- Exercise brief -
Gather each line of the entries below that includes "Approach".
---------- Given data
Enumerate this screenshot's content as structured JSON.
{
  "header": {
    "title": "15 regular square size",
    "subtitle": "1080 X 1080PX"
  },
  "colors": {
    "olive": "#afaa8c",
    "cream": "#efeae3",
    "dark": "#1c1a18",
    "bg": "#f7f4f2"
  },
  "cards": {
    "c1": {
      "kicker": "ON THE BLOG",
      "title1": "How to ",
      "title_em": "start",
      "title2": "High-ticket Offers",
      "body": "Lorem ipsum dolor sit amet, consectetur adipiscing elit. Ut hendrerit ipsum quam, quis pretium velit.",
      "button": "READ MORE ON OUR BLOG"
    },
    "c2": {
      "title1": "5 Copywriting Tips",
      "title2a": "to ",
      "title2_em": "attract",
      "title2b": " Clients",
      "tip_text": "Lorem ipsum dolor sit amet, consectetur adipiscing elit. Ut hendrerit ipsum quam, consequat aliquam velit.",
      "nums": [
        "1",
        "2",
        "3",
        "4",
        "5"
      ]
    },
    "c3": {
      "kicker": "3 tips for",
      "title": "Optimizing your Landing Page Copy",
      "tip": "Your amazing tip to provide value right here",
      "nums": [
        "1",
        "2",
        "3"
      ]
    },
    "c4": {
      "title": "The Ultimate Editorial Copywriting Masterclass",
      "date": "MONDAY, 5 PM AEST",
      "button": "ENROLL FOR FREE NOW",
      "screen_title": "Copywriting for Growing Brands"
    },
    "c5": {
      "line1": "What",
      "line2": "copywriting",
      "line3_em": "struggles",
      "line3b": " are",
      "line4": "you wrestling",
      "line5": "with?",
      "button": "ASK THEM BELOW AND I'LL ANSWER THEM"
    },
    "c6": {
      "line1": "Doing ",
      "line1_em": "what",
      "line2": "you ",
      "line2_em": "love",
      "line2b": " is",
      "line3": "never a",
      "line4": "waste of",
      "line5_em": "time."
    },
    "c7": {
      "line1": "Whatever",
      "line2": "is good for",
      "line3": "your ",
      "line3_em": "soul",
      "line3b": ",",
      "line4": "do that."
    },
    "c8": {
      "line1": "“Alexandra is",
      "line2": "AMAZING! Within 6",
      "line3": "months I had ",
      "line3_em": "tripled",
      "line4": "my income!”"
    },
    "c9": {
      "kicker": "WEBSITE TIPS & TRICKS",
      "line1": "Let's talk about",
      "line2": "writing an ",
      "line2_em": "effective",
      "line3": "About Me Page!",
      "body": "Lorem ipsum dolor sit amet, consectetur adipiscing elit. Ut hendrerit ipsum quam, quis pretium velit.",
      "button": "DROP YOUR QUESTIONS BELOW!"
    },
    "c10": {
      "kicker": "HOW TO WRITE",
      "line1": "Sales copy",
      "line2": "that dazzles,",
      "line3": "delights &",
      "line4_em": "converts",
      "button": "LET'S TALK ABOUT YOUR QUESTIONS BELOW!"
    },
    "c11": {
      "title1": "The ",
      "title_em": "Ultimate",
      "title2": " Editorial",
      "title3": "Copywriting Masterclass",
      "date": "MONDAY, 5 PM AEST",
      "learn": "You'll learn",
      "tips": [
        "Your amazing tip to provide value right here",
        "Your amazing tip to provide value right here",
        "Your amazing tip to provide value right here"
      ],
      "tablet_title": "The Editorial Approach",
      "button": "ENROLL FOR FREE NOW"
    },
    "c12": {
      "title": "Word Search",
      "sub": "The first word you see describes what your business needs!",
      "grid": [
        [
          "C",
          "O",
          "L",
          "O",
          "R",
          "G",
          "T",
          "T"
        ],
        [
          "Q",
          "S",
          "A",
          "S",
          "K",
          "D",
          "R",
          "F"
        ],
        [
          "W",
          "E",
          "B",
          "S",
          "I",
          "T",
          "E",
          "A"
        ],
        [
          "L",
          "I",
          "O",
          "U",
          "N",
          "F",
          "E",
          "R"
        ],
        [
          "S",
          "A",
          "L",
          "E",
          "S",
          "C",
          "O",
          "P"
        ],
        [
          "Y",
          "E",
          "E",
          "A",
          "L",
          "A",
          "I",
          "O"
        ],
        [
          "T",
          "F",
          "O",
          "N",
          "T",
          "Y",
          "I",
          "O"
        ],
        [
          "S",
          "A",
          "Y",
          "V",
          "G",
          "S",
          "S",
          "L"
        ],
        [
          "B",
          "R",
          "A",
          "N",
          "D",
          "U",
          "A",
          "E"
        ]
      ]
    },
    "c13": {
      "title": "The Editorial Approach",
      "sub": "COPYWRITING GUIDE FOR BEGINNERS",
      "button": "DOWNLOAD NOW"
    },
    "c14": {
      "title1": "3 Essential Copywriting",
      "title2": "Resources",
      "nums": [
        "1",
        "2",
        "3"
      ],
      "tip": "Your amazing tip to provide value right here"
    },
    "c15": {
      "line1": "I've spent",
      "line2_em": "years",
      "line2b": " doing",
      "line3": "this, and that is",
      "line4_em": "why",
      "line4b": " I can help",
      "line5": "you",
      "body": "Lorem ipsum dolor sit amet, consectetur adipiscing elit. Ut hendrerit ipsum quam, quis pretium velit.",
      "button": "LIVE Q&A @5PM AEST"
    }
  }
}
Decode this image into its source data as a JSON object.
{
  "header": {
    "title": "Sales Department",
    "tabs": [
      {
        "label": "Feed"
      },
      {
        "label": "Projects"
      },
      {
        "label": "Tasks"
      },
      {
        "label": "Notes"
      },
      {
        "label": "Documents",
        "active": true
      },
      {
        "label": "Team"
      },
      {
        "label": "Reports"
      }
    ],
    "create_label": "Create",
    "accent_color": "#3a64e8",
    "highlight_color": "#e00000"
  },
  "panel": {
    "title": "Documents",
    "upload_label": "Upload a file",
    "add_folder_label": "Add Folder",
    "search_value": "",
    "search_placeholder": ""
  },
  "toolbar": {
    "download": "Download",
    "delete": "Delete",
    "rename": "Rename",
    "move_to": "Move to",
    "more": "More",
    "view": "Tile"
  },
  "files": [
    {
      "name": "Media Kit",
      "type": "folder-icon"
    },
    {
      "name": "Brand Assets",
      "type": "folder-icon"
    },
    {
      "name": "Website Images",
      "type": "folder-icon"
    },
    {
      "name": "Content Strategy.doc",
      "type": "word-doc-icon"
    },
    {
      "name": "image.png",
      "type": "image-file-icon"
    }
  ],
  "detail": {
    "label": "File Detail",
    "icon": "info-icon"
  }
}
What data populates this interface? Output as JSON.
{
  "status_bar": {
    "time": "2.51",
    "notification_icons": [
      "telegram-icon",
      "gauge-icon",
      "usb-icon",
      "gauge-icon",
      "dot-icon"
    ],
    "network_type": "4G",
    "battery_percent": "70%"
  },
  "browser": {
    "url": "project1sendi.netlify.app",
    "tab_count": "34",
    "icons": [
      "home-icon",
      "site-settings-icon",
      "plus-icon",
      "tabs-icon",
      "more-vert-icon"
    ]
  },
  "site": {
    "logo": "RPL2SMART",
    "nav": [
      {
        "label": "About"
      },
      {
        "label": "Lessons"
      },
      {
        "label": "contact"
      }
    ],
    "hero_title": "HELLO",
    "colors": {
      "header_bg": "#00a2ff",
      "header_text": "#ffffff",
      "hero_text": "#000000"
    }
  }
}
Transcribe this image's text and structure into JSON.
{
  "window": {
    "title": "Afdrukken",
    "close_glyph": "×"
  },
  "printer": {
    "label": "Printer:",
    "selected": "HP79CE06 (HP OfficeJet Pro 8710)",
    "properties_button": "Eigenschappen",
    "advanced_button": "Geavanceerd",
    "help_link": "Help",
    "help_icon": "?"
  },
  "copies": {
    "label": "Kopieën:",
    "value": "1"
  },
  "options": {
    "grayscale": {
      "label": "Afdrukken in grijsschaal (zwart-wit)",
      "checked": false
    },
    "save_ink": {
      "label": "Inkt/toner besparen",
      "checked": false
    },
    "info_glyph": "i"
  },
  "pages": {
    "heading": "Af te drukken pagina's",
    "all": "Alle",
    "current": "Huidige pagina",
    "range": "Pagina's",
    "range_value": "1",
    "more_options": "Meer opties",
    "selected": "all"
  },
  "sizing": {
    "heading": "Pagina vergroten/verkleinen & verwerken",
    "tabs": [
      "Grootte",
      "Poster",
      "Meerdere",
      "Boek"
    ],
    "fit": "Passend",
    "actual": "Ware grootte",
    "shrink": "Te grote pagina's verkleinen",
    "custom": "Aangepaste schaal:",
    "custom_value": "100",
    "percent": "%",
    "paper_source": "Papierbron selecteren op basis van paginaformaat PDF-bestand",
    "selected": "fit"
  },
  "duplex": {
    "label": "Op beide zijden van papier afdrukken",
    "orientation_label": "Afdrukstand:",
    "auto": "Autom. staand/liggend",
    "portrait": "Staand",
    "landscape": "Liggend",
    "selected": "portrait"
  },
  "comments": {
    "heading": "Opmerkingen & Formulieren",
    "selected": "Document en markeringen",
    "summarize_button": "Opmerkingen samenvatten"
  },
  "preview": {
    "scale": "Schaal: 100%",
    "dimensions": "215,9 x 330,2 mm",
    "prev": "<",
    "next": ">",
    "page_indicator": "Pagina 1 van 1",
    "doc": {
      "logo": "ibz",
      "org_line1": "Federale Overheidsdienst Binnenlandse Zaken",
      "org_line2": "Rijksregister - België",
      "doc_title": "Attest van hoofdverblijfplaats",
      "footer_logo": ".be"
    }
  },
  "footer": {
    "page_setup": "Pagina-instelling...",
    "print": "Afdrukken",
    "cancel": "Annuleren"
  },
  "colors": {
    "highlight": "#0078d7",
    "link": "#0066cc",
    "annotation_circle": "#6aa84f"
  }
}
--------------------
- Solution to the exercise -
      "tablet_title": "The Editorial Approach",
      "title": "The Editorial Approach",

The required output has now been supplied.